Output every entry exactly, from the first line to the last.

(Collected data entries)
Content starts

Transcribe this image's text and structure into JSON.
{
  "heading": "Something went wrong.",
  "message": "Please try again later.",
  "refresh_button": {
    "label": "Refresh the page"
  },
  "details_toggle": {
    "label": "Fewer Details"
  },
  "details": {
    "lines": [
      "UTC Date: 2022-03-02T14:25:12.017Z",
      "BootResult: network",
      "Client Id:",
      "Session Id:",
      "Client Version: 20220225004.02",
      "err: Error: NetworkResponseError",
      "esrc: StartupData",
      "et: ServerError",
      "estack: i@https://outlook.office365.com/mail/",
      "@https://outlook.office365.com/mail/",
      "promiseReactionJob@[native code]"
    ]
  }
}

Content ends

▶ Answer for this exercise:
Transcribe this image's text and structure into JSON.
{
  "heading": "Something went wrong.",
  "message": "Please try again later.",
  "refresh_button": {
    "label": "Refresh the page"
  },
  "details_toggle": {
    "label": "Fewer Details"
  },
  "details": {
    "lines": [
      "UTC Date: 2022-03-02T14:25:12.017Z",
      "BootResult: network",
      "Client Id:",
      "Session Id:",
      "Client Version: 20220225004.02",
      "err: Error: NetworkResponseError",
      "esrc: StartupData",
      "et: ServerError",
      "estack: i@https://outlook.office365.com/mail/",
      "@https://outlook.office365.com/mail/",
      "promiseReactionJob@[native code]"
    ]
  }
}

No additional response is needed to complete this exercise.